China Negotiations. The Administration last week formally delayed “until further notice” a March 2 tariff increase from 10% to 25% on $200 billion worth of Chinese goods. The 10% tariffs remain in place as do the 25% tariffs on $50 billion in Chinese imports. News reports today indicate that the U.S. and China are close to wrapping up their trade talks, with the Wall Street Journal reporting that “a formal agreement could be reached at a summit between President Trump and President Xi Jinping of China, probably around March 27 in Florida.” One of the sticking points is whether the tariffs would be lifted immediately or phased out, an option that would allow the U.S. to make sure China implements whatever is agreed to.
Committee Action of Note.
Another Democratic Candidate. This morning former Colorado Gov. John Hickenlooper filed to run for President, making him the 14th big name candidate to announce he was running for the Democratic nomination. On the flip side, former Attorney General Eric Holder announced this morning that he would not be running for President.
Hopefuls et al. in Austin. This coming weekend candidates and politicians alike will turn their focus away from the early primary states and to the annual South by Southwest (SXSW) festival in Austin, Tex. Sen. Amy Klobuchar, former Gov. Bill Weld, Sen. Elizabeth Warren, former Gov. Hickenlooper, former Gov. John Kasich, former HUD Secretary Julián Castro, House Minority Leader Kevin McCarthy, South Bend Mayor Pete Buttigieg, Stacey Abrams, Rep. Will Hurd, Rep. Alexandria Ocasio-Cortez, and Sen. Mazie Hirono have all announced they will be on panels relating to the future of America.

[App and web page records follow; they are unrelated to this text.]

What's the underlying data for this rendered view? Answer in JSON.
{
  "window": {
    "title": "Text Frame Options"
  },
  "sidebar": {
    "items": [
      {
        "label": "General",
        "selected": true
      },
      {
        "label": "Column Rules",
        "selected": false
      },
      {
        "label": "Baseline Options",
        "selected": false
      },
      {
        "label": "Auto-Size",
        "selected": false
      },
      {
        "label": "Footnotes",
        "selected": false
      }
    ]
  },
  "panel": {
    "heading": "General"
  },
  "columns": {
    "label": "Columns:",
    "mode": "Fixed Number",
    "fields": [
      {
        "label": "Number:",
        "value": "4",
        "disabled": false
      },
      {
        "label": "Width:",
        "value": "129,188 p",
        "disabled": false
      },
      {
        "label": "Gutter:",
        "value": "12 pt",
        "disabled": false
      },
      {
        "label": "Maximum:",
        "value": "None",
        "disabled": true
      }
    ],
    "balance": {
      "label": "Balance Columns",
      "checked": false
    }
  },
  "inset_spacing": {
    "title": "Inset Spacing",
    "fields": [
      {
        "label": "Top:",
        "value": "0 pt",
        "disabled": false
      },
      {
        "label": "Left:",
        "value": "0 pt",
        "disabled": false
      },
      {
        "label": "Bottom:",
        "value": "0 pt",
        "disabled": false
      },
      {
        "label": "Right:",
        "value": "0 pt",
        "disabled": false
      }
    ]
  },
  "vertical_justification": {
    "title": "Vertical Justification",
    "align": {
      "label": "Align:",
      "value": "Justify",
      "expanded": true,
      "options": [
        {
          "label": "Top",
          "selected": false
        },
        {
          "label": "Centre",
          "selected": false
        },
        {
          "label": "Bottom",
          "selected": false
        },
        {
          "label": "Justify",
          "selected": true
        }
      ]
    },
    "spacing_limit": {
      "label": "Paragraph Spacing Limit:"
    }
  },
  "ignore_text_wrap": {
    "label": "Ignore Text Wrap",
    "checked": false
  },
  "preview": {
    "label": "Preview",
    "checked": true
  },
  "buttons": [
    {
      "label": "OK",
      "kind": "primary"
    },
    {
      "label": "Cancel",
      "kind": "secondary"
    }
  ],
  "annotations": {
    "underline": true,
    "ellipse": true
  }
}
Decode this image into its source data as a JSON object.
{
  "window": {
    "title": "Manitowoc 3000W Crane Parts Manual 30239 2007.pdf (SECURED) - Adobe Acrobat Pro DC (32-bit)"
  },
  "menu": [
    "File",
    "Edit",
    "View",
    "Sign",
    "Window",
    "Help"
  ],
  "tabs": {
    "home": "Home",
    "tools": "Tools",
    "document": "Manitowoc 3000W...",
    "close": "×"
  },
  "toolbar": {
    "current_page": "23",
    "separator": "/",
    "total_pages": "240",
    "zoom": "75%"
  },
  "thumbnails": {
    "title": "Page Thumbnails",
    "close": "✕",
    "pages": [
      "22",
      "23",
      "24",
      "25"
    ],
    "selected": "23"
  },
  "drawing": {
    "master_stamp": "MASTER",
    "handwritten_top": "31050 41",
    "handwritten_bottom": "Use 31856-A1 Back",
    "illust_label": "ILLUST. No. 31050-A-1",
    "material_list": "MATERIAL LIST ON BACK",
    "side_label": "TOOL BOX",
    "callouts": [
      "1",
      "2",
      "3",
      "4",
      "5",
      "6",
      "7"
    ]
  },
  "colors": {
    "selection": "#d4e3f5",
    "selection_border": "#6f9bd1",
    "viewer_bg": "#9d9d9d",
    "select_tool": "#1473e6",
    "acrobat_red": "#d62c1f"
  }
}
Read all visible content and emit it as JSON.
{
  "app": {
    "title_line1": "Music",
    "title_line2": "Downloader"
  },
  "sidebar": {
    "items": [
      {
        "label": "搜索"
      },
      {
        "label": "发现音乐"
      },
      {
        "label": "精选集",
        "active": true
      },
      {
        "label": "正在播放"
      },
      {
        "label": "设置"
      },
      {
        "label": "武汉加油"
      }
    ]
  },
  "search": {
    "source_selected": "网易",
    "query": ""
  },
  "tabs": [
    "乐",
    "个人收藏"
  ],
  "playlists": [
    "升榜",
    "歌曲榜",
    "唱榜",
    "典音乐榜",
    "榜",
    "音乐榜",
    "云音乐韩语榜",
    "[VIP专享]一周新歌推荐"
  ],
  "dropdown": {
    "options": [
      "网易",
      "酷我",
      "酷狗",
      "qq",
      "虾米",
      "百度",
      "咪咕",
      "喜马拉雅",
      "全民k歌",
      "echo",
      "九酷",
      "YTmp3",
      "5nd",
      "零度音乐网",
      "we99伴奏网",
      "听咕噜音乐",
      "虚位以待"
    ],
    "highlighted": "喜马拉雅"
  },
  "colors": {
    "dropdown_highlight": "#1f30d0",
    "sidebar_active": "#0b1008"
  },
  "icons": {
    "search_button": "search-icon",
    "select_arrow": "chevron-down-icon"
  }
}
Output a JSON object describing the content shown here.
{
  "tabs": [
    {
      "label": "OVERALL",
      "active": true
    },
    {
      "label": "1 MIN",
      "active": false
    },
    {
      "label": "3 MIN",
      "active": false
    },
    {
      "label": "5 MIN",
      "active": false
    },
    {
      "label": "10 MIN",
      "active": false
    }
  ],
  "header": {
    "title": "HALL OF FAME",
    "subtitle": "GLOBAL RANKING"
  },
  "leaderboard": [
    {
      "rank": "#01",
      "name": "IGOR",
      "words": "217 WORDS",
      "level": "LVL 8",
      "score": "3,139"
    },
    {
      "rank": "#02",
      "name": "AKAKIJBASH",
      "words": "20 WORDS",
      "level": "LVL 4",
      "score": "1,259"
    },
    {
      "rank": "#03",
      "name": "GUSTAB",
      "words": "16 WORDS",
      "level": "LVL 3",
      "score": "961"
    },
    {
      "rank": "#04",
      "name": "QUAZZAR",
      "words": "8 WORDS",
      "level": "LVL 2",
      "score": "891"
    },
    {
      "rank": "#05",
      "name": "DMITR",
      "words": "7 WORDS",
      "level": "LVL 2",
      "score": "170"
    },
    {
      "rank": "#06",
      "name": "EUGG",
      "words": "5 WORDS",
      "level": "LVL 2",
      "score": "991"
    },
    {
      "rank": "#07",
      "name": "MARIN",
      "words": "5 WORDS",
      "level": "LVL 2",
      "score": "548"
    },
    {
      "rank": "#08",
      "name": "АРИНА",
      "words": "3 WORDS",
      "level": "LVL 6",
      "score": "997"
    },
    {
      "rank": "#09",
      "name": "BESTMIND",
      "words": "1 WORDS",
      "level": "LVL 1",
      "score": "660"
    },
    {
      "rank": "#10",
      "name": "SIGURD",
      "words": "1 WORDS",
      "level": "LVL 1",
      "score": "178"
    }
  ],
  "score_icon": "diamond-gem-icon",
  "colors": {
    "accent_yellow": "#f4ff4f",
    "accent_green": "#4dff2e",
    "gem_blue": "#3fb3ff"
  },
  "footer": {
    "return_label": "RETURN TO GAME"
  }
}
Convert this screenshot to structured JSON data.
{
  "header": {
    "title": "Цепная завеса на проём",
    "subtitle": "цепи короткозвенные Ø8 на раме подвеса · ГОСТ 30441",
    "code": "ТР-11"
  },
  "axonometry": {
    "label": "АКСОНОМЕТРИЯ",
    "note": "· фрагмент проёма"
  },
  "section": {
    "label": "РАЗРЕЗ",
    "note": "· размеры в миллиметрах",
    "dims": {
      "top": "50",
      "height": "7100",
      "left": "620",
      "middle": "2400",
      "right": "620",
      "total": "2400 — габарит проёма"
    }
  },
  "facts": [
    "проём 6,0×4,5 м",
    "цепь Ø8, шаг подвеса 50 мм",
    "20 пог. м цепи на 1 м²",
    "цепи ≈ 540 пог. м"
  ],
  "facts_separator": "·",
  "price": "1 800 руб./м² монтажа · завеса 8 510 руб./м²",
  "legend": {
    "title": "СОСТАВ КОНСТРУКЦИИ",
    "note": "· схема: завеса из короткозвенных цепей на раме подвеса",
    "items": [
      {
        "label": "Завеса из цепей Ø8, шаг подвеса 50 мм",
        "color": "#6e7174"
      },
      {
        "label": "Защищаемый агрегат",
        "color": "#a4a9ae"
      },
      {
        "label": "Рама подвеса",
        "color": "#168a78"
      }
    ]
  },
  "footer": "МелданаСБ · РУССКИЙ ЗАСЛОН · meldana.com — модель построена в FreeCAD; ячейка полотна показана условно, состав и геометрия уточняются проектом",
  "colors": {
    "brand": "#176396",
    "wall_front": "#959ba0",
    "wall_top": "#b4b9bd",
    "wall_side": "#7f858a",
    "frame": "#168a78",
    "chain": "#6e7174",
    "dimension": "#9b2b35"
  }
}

North Carolina Update. There will be two different primary dates in North Carolina for open seats. The state Board of Elections has announced that there will be May 14 primaries and a Sept. 10 general election in the 9th Congressional District. If either of the primaries requires a runoff, it would take place Sept. 10 and the general election would be Nov. 4. A new election was necessitated after the Board ruled that there was fraud in the 2018 election.
As for filling the vacancy in the 3rd Congressional District after the death of Republican Rep. Walter Jones, Gov. Roy Cooper announced primaries will take place April 30 and the general election will be July 9. However, if a runoff is needed to determine a primary winner, the runoff would be July 9 and the general election would be Sept. 10.
432 House Members. The House will not be operating at its full 435 members until these two special elections occur and a special election is held on May 21 to replace retired Republican Rep. Tom Marino in the Pennsylvania 12th District. On Saturday, a Republican convention picked state Rep. Fred Keller as the party’s nominee in what is considered a safe GOP district.
Attention this week in Washington will be focused on the impeachment hearings Wednesday and Friday. Meanwhile, on the campaign trail, two more candidates are considering entering the race for the Democratic presidential nomination, and two notable candidates have entered the races for Senate seats in Alabama and Mississippi.Read More
On Capitol Hill, the House is in recess, but developments continue on the impeachment front as transcripts of closed-door testimony are released. Voters go to the polls Tuesday in Mississippi, where the state constitution requires a successful candidate for governor to win not only a majority of the popular vote but also a majority of the state’s 122 House districts.Read More